(Data items)
⁂

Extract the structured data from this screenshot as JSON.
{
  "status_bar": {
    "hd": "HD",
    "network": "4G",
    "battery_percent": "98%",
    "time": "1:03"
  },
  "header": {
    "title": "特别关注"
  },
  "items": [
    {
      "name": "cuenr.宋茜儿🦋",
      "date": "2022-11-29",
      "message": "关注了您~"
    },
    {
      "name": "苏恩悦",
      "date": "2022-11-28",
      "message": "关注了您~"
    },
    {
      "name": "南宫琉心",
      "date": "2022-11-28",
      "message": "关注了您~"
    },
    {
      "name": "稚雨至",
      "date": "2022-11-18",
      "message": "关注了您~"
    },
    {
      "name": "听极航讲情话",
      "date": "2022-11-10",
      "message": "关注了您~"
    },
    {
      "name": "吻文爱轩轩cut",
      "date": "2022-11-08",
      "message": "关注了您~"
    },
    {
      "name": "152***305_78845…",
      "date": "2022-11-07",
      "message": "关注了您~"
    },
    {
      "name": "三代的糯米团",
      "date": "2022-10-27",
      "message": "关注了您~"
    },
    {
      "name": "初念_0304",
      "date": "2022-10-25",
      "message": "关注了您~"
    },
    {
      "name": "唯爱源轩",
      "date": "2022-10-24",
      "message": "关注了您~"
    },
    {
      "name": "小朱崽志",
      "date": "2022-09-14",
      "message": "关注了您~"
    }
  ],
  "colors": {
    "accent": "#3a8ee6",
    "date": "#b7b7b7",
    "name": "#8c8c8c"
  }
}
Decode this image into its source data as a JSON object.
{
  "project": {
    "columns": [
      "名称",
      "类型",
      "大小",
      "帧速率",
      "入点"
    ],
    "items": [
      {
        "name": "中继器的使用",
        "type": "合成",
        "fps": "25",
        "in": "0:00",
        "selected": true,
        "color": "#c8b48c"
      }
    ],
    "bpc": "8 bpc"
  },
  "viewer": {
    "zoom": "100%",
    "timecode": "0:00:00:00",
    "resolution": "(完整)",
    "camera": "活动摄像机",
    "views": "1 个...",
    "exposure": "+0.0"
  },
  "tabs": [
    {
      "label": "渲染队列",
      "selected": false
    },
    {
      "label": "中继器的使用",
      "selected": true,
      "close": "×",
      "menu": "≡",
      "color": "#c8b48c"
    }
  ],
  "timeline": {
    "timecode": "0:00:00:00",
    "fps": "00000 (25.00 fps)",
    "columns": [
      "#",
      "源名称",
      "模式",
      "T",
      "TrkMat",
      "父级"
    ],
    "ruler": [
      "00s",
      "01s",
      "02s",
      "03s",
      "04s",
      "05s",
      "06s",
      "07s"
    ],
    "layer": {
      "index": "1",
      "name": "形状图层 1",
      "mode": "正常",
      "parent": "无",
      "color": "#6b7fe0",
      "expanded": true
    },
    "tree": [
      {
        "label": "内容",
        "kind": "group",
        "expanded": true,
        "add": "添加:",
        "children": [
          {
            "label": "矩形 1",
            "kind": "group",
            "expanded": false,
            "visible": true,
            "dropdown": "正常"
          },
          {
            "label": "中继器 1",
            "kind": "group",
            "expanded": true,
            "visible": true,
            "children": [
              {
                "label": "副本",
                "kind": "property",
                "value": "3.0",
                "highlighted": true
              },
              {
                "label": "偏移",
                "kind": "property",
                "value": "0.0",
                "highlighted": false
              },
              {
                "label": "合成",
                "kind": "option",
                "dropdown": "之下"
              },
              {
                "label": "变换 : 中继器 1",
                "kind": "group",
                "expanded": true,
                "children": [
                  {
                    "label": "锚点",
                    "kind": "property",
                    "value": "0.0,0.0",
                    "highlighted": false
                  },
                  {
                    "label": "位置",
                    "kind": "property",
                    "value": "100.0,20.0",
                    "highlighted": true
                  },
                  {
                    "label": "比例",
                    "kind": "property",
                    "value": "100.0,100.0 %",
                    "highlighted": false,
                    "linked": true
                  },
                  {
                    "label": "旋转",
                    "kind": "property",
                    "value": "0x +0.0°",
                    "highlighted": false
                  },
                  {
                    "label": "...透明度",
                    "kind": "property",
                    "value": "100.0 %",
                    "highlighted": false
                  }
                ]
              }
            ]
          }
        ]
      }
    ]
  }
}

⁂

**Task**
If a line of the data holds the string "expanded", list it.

**Solution**
      "expanded": true
        "expanded": true,
            "expanded": false,
            "expanded": true,
                "expanded": true,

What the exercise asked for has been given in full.